The management of colon injuries has undergone many radical changes in the last few decades, resulting in a dramatic reduction of colon-related mortality from about 60% during World War I to about 40% during World War II to about 10% during the Vietnam War and to lower than 3% in the last decade. However, the colon-related morbidity remains unacceptably high and in most prospective studies the abdominal sepsis rate is about 20% (Table 33-1).1–6 In patients with destructive colon injuries, high Penetrating Abdominal Trauma Index (PATI), or multiple blood transfusions the incidence of intra-abdominal sepsis has been reported to be as high as 27%.7,8
Table 33-1 Incidence of Abdominal Septic Complications in Colon Injuries (Prospective Studies) |Favorite Table|Download (.pdf)
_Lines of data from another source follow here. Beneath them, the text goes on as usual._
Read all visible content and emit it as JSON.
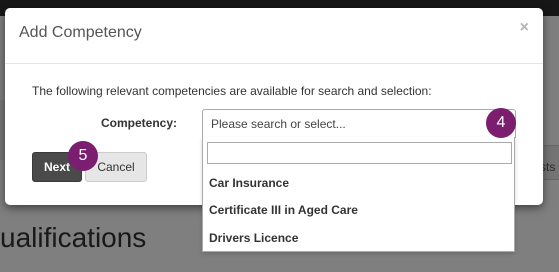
{
  "background": {
    "heading": "ualifications",
    "right_text": "sts"
  },
  "modal": {
    "title": "Add Competency",
    "close_symbol": "×",
    "description": "The following relevant competencies are available for search and selection:",
    "field_label": "Competency:",
    "select_placeholder": "Please search or select...",
    "next_label": "Next",
    "cancel_label": "Cancel"
  },
  "dropdown": {
    "search_value": "",
    "options": [
      "Car Insurance",
      "Certificate III in Aged Care",
      "Drivers Licence"
    ]
  },
  "markers": {
    "step_select": "4",
    "step_next": "5",
    "color": "#7b1e6f"
  }
}
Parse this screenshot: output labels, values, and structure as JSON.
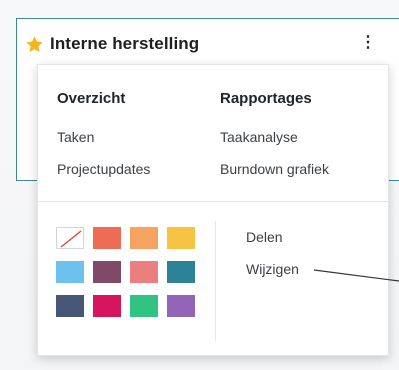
{
  "card": {
    "title": "Interne herstelling",
    "star_icon": "star-icon",
    "star_color": "#f3b61f",
    "menu_icon": "kebab-menu-icon",
    "menu_glyph": "⋮"
  },
  "dropdown": {
    "overview": {
      "heading": "Overzicht",
      "items": [
        "Taken",
        "Projectupdates"
      ]
    },
    "reports": {
      "heading": "Rapportages",
      "items": [
        "Taakanalyse",
        "Burndown grafiek"
      ]
    },
    "colors": [
      {
        "name": "no-color",
        "hex": "#ffffff"
      },
      {
        "name": "red",
        "hex": "#ee6b55"
      },
      {
        "name": "orange",
        "hex": "#f4a460"
      },
      {
        "name": "yellow",
        "hex": "#f6c342"
      },
      {
        "name": "light-blue",
        "hex": "#6cc1ed"
      },
      {
        "name": "dark-purple",
        "hex": "#814968"
      },
      {
        "name": "salmon-pink",
        "hex": "#eb7e7f"
      },
      {
        "name": "teal",
        "hex": "#2c8397"
      },
      {
        "name": "dark-blue",
        "hex": "#475577"
      },
      {
        "name": "fuchsia",
        "hex": "#d6145f"
      },
      {
        "name": "green",
        "hex": "#30c381"
      },
      {
        "name": "purple",
        "hex": "#9365b8"
      }
    ],
    "actions": [
      "Delen",
      "Wijzigen"
    ]
  }
}
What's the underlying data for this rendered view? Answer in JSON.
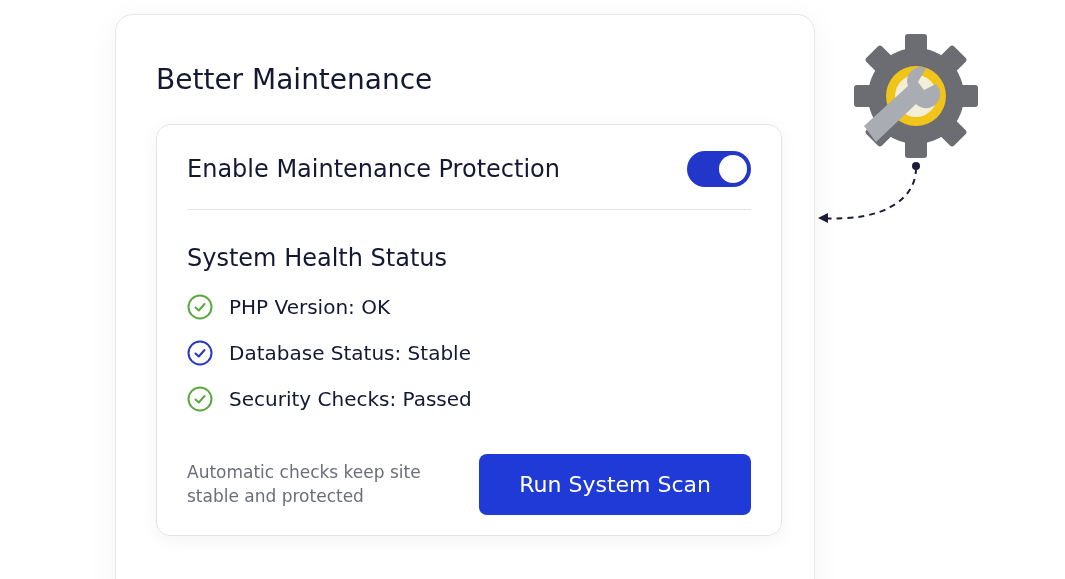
{
  "card": {
    "title": "Better Maintenance"
  },
  "protection": {
    "label": "Enable Maintenance Protection",
    "on": true
  },
  "health": {
    "title": "System Health Status",
    "checks": [
      {
        "label": "PHP Version: OK",
        "color": "#5ba843"
      },
      {
        "label": "Database Status: Stable",
        "color": "#2a36c4"
      },
      {
        "label": "Security Checks: Passed",
        "color": "#5ba843"
      }
    ]
  },
  "footer": {
    "note": "Automatic checks keep site stable and protected",
    "button": "Run System Scan"
  }
}
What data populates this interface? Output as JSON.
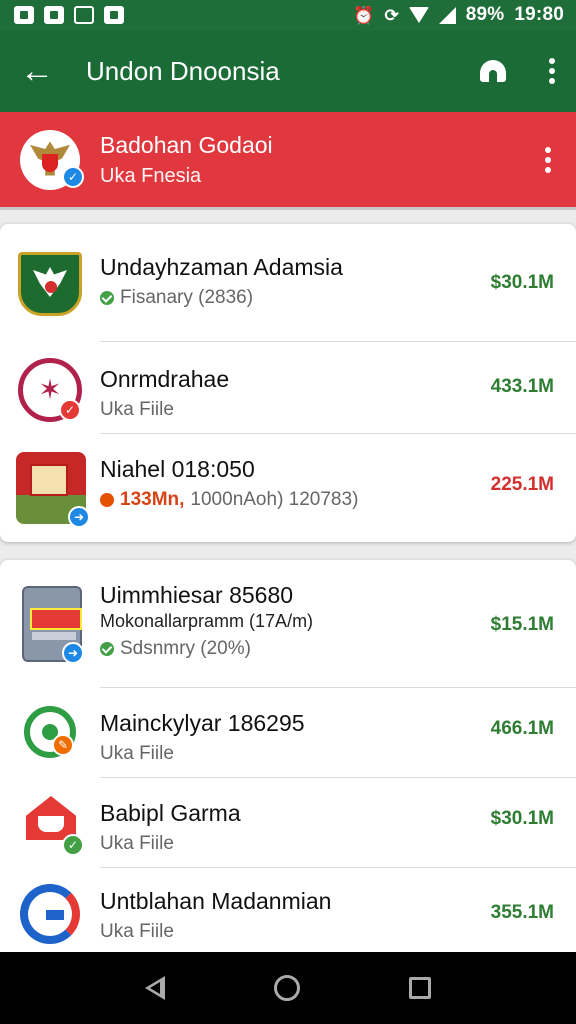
{
  "status_bar": {
    "battery": "89%",
    "time": "19:80"
  },
  "app_bar": {
    "title": "Undon Dnoonsia"
  },
  "banner": {
    "title": "Badohan Godaoi",
    "subtitle": "Uka Fnesia"
  },
  "card1": {
    "rows": [
      {
        "title": "Undayhzaman Adamsia",
        "subtitle": "Fisanary (2836)",
        "amount": "$30.1M",
        "amount_color": "#2e7d32"
      },
      {
        "title": "Onrmdrahae",
        "subtitle": "Uka Fiile",
        "amount": "433.1M",
        "amount_color": "#2e7d32"
      },
      {
        "title": "Niahel 018:050",
        "subtitle_warn": "133Mn,",
        "subtitle": "1000nAoh) 120783)",
        "amount": "225.1M",
        "amount_color": "#d32f2f"
      }
    ]
  },
  "card2": {
    "rows": [
      {
        "title": "Uimmhiesar 85680",
        "extra": "Mokonallarpramm (17A/m)",
        "subtitle": "Sdsnmry (20%)",
        "amount": "$15.1M",
        "amount_color": "#2e7d32"
      },
      {
        "title": "Mainckylyar 186295",
        "subtitle": "Uka Fiile",
        "amount": "466.1M",
        "amount_color": "#2e7d32"
      },
      {
        "title": "Babipl Garma",
        "subtitle": "Uka Fiile",
        "amount": "$30.1M",
        "amount_color": "#2e7d32"
      },
      {
        "title": "Untblahan Madanmian",
        "subtitle": "Uka Fiile",
        "amount": "355.1M",
        "amount_color": "#2e7d32"
      }
    ]
  },
  "icons": {
    "row1": "garuda-crest-icon",
    "row2": "star-ring-icon",
    "row3": "photo-thumbnail-icon",
    "row4": "document-icon",
    "row5": "green-g-icon",
    "row6": "red-house-icon",
    "row7": "c-logo-icon"
  }
}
Table 33-1 Incidence of Abdominal Septic Complications in Colon Injuries (Prospective Studies)
|Author||Number of Patients||Abdominal Sepsis (%)|
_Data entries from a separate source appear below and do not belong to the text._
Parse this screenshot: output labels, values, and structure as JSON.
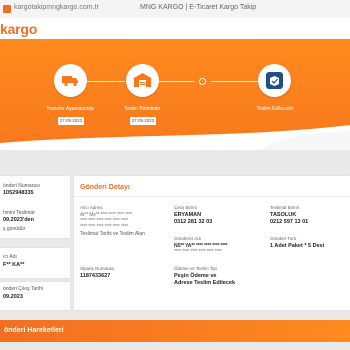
{
  "browser": {
    "url": "kargotakipmngkargo.com.tr",
    "title": "MNG KARGO | E-Ticaret Kargo Takip"
  },
  "logo": "kargo",
  "steps": [
    {
      "label": "Transfer Aşamasında",
      "date": "27.09.2023",
      "icon": "truck-icon"
    },
    {
      "label": "Teslim Biriminde",
      "date": "27.09.2023",
      "icon": "warehouse-icon"
    },
    {
      "label": "Teslim Edilecekti",
      "date": "",
      "icon": "delivered-box-icon"
    }
  ],
  "sidebar": {
    "tracking_label": "önderi Numarası",
    "tracking_value": "1052948335",
    "delivery_label": "hmini Teslimat",
    "delivery_value": "09.2023'den",
    "delivery_note": "ş günüdür",
    "recipient_label": "ıcı Adı",
    "recipient_value": "F** KA**",
    "sender_label": "önderi Çıkış Tarihi",
    "sender_value": "09.2023"
  },
  "detail": {
    "title": "Gönderi Detayı",
    "address_label": "Alıcı Adresi",
    "address_line1": "Ar** Me** **** **** **** ****",
    "address_line2": "**** **** **** **** **** ****",
    "address_line3": "**** **** **** **** **** ****",
    "address_line4": "Teslimat Tarihi ve Teslim Alan",
    "out_unit_label": "Çıkış Birimi",
    "out_unit_value": "ERYAMAN",
    "out_unit_phone": "0312 281 32 03",
    "sender_label": "Gönderici Adı",
    "sender_value": "NS** YA** **** **** **** ****",
    "sender_line2": "**** **** **** **** **** ****",
    "delivery_unit_label": "Teslimat Birimi",
    "delivery_unit_value": "TASOLUK",
    "delivery_unit_phone": "0212 597 13 01",
    "type_label": "Gönderi Türü",
    "type_value": "1 Adet Paket * 5 Desi",
    "order_label": "Sipariş Numarası",
    "order_value": "1187433627",
    "payment_label": "Ödeme ve Teslim Tipi",
    "payment_value1": "Peşin Ödeme ve",
    "payment_value2": "Adrese Teslim Edilecek"
  },
  "movements_title": "önderi Hareketleri",
  "colors": {
    "brand": "#f26f21",
    "hero": "#f7781c",
    "delivered_icon": "#1e4f86"
  }
}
|George et al.1||102||33|
|Chappuis et al.2||56||20|
|Demetriades et al.3||100||16|
|Ivatury et al.4||252||17|
|Gonzalez et al.5||114||24|
|Demetriades et al.6||297||24|
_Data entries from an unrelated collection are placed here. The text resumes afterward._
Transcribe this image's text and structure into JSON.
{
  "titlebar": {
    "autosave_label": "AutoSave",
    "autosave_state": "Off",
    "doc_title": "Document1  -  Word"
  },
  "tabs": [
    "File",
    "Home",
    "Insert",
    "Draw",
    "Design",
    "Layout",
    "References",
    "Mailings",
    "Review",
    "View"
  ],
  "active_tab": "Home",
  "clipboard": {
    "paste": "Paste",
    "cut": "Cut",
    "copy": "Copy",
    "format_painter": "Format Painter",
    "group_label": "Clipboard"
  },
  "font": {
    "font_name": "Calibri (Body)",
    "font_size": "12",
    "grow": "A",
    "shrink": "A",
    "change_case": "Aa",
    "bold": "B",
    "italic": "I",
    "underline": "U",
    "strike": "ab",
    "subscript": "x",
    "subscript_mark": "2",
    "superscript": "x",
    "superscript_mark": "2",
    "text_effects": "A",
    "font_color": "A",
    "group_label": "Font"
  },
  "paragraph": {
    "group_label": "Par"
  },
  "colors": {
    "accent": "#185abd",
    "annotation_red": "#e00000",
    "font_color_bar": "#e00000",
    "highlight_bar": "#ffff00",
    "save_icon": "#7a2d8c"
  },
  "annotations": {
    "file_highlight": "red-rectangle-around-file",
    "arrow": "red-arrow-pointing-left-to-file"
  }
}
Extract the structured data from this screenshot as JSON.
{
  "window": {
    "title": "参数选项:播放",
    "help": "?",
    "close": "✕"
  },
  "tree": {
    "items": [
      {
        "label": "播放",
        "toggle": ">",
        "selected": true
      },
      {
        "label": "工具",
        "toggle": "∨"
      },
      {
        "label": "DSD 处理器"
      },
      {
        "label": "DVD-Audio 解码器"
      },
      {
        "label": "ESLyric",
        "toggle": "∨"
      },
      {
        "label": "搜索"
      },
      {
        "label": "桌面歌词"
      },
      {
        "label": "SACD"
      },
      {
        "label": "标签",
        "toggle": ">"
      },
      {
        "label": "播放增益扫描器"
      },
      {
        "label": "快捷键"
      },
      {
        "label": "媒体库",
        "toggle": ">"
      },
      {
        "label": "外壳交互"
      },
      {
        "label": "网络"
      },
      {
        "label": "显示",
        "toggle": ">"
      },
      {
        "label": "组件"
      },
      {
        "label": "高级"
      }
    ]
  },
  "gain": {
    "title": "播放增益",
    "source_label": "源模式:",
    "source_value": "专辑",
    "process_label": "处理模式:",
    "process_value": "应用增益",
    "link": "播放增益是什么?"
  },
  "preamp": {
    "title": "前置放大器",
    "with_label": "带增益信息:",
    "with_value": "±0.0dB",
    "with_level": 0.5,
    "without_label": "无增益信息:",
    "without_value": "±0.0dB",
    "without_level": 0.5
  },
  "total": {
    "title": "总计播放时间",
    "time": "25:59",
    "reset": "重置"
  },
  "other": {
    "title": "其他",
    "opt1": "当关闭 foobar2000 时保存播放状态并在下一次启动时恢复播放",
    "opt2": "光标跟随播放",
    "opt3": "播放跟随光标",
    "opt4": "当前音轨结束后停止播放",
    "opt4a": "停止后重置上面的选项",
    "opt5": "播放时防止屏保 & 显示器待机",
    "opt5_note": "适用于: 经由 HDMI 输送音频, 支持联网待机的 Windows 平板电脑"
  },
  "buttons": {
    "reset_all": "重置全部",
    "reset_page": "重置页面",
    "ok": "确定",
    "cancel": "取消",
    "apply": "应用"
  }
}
In the United States, the vast majority of colon injuries are due to penetrating trauma, usually firearms. In abdominal gunshot wounds the colon is the second most commonly injured organ after the small bowel and it is involved in about 27% of cases undergoing laparotomy.8,9 In anterior abdominal stab wounds the colon is the third most commonly injured organ after the liver and small bowel and is found in about 18% of patients undergoing laparotomy. In posterior stab wounds the colon is the most commonly injured organ and is diagnosed in about 20% of patients undergoing laparotomy.10 The transverse colon is the most commonly injured segment after gunshot wounds and the left colon the most commonly injured segment after stab wounds.
Stab wounds or low-velocity civilian gunshot wounds usually cause limited damage and most of them are amenable to debridement and primary repair (Fig. 33-1). High-velocity penetrating injuries, such as in war-related trauma, cause major tissue damage and almost always require colon resection (Fig. 33-2).
Low-velocity gunshot wounds cause local damage to the colon.
High-velocity destructive injury to the colon.
Blunt trauma to the colon is uncommon and occurs in about 0.5% of all major blunt trauma admissions or in 10.6% of patients undergoing laparotomy.11,12 Most of these injuries are superficial and only 3% of patients undergoing laparotomy have full-thickness colon perforations.11,13 Traffic trauma is the most common cause of blunt colon injury. The ...